→ **Brief**: Go through the data below and return each line containing the word "text".

== Segment start ==

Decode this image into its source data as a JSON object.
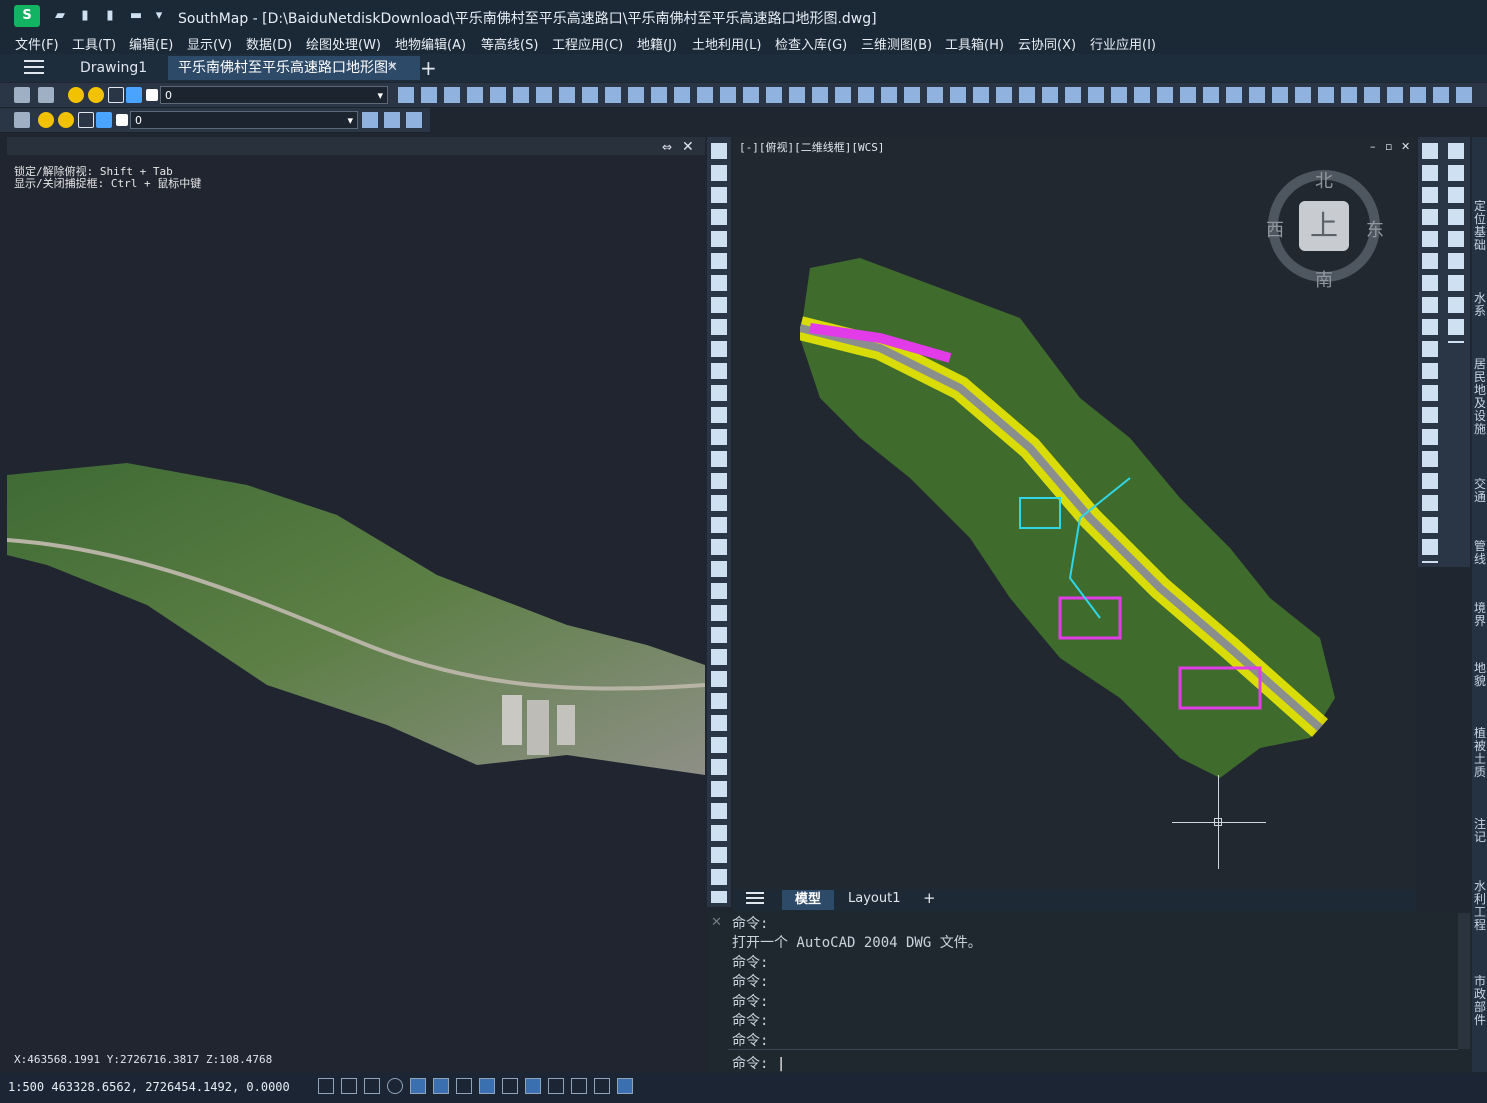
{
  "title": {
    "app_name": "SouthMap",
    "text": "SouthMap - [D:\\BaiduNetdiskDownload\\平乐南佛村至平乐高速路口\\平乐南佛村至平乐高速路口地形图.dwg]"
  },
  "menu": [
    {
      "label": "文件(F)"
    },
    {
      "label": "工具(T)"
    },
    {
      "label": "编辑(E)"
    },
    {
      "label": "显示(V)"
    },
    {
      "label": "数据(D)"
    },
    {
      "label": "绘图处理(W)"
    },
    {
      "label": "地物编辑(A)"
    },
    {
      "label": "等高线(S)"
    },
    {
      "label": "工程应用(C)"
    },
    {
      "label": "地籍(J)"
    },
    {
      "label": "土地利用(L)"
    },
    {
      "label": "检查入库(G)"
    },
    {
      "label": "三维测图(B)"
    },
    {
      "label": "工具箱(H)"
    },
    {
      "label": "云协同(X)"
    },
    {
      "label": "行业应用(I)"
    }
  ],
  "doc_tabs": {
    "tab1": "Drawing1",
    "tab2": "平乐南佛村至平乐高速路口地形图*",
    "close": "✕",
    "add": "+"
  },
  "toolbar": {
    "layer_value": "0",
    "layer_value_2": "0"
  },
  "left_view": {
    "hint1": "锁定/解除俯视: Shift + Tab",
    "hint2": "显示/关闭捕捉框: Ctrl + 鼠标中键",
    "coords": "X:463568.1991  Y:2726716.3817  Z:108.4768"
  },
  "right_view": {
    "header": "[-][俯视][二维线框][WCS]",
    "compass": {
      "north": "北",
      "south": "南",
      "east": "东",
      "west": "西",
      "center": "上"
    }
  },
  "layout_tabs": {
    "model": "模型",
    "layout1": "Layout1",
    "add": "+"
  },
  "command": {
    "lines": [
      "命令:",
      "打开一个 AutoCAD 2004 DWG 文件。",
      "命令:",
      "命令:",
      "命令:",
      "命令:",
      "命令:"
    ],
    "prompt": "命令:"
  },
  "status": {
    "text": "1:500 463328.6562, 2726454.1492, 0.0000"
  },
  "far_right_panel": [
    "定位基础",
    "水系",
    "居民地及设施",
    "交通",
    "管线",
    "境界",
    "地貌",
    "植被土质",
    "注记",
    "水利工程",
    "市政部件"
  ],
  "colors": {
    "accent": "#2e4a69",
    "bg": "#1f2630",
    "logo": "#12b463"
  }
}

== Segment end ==

→ **Final answer**:
    "text": "SouthMap - [D:\\BaiduNetdiskDownload\\平乐南佛村至平乐高速路口\\平乐南佛村至平乐高速路口地形图.dwg]"
    "text": "1:500 463328.6562, 2726454.1492, 0.0000"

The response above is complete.